Boulder City resident Zachary Shattler, 16, helped win a first-place medal in water quality May 18 at the National Science Olympiad competition at Wright State University outside Dayton, Ohio.
Shattler, who has lived in Boulder City since he was 2, is a junior at Clark High School in Las Vegas where he is enrolled in the Academy of Mathematics, Science and Applied Technology magnet program. Shattler participates in the school’s Science Olympiad Club with gold-medal teammate, Michael Zhou, an 18-year-old senior.
The boys won first place in water quality, one of the 23 events of the Olympiad tournament.
“Water quality is essentially a study of certain parameters of water quality and aquatic ecosystems,” said Zhou, who lives in North Las Vegas. “We basically divided up the tasks and certain topics among ourselves. We made ourselves experts in those topics.”
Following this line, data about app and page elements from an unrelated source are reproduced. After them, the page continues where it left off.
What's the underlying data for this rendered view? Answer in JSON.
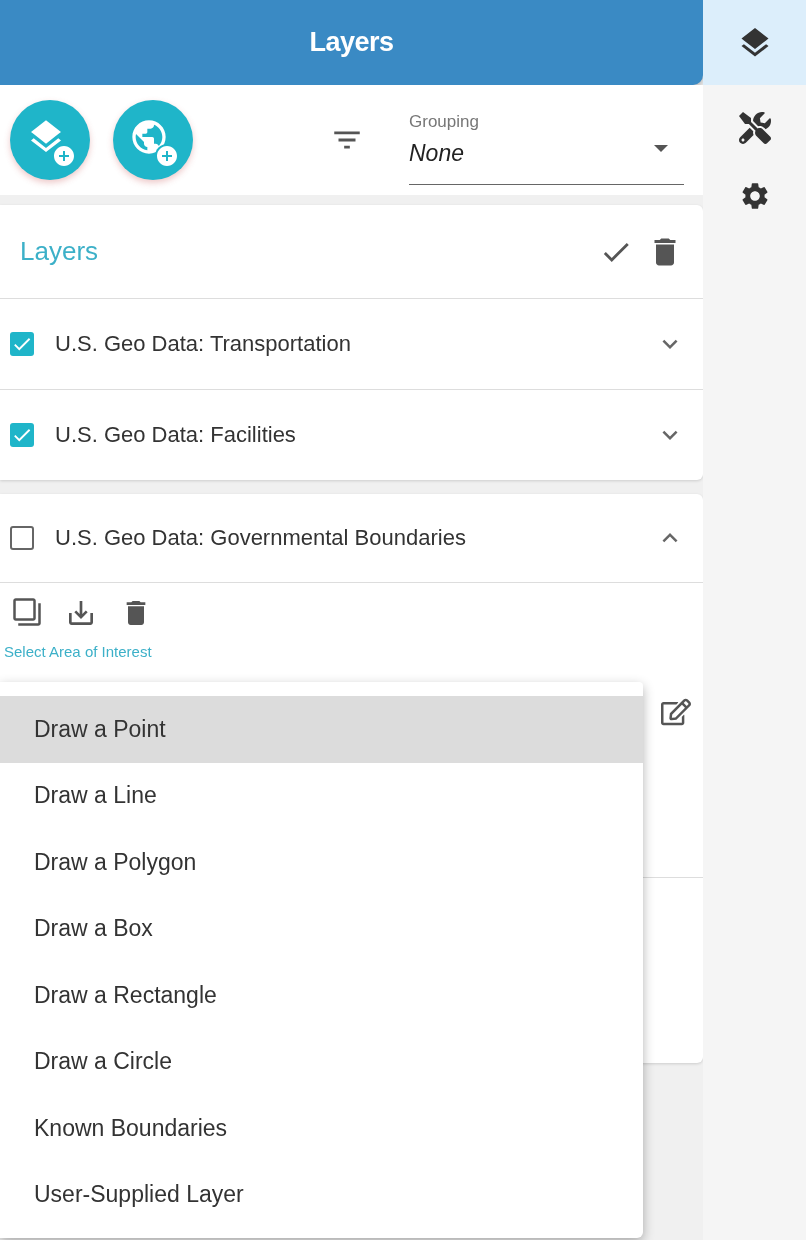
{
  "header": {
    "title": "Layers"
  },
  "sidebar": {
    "items": [
      {
        "kind": "layers",
        "selected": true
      },
      {
        "kind": "tools",
        "selected": false
      },
      {
        "kind": "settings",
        "selected": false
      }
    ]
  },
  "toolbar": {
    "grouping": {
      "label": "Grouping",
      "value": "None"
    }
  },
  "layers_card": {
    "title": "Layers"
  },
  "layers": [
    {
      "name": "U.S. Geo Data: Transportation",
      "checked": true,
      "expanded": false
    },
    {
      "name": "U.S. Geo Data: Facilities",
      "checked": true,
      "expanded": false
    },
    {
      "name": "U.S. Geo Data: Governmental Boundaries",
      "checked": false,
      "expanded": true
    }
  ],
  "area_select": {
    "label": "Select Area of Interest"
  },
  "menu": {
    "items": [
      {
        "label": "Draw a Point",
        "selected": true
      },
      {
        "label": "Draw a Line",
        "selected": false
      },
      {
        "label": "Draw a Polygon",
        "selected": false
      },
      {
        "label": "Draw a Box",
        "selected": false
      },
      {
        "label": "Draw a Rectangle",
        "selected": false
      },
      {
        "label": "Draw a Circle",
        "selected": false
      },
      {
        "label": "Known Boundaries",
        "selected": false
      },
      {
        "label": "User-Supplied Layer",
        "selected": false
      }
    ]
  }
}
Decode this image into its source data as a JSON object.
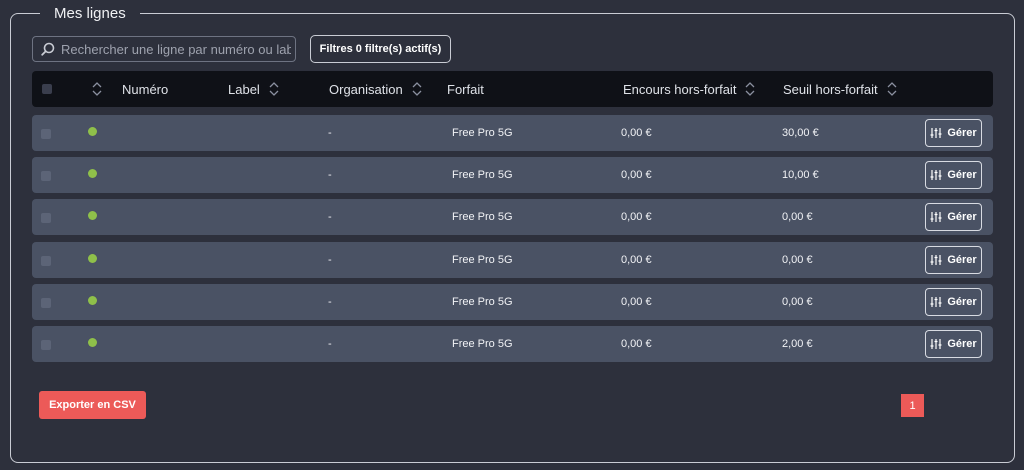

Shattler had some previous experience in the study of water quality, having won a second-place medal in a science competition in middle school for his research in aquatic ecosystems. He had competed in the water quality category last year, the first time it was introduced to the competition, but “placed somewhere in the 20s.”
Last year’s experience helped him prepare for this year.
“Ever since (middle school) I’ve liked it a lot and I continuously read up on it and that was a major part of the test, the aquatic ecosystems,” he said. “After we started the event, we just read as much as we could on various topics and tried to think of anything that they could ask us and it worked out in the end.”
The judges determine the winners by comparing the research each team had developed in their designated event. The first-place winners of the 23 events received a $2,500 four-year renewable scholarship to Wright State University. Each event can distribute different prizes, such as cash prizes or all-expense paid trips. However, the water quality event did not offer any additional prizes.
The team says one of the best parts about winning the gold was being able to win it for their coach. James Miller, a biology, anatomy, and psychology teacher at Clark, and mentor of the Science Olympiad Club. He will be retiring his teaching career this month to become a psychologist. Originally, he was planning on retiring last spring, but the team thinks he stayed around to help them receive a national medal.
“He was really hoping one of us would get a medal at nationals,” Shattler said. “Getting a first-place medal, that was really cool. He was really happy about that. It was kind of a good farewell present.”
Shattler was one of 17 team members from Clark that competed in the tournament. The team finished 40th overall, with Shattler also competing in the categories of disease detective, dynamic planet and astronomy.
While competing in the other events, water quality was the event he focused on the most.
“I really like that sort of stuff,” Shattler said. “Michael and I thought we could do really well.”
Shattler and his teammates’ trip was paid for by a grant through the school, as well as fundraising, including $14,000 raised through selling Raising Cane’s Chicken Fingers twice a week. His cost was approximately $300, he said.
The competition consists of 60 teams broken off into two-person pairs across the 23 categories. Each state has at least one team that competes at the national competition. Each state hosts competitions at the school, district, county and state levels. The team that holds the most medals at the end of that competition, proceeds to the national tournament. There is some international competition, too, at Dayton, with a team from Japan.
Shattler and Zhou met at Hyde Park Middle School near Valley View Boulevard and Charleston boulevards in Las Vegas, and their interest in science was shared through high school.
Shattler started participating in the state’s Science Olympiad in the eighth grade at Hyde, winning state and traveling to the national competition four straight years.
The National Science Olympiad tournament was founded in 1984. This nonprofit organization is dedicated to helping students from kindergarten all the way through high school to become well-rounded scientists. One of its many goals is to make science exciting to young students, according to the organization’s website.
Shattler plans to continue competing in the National Olympiad Tournament in his senior year with a new partner and a new mentor.
Shattler is unsure on where he would like to attend college. Right now, he wants to pursue becoming a pharmacist, but admits that could change.
“I don’t have anything too nailed down yet,” he said. “I’m just keeping my options open.”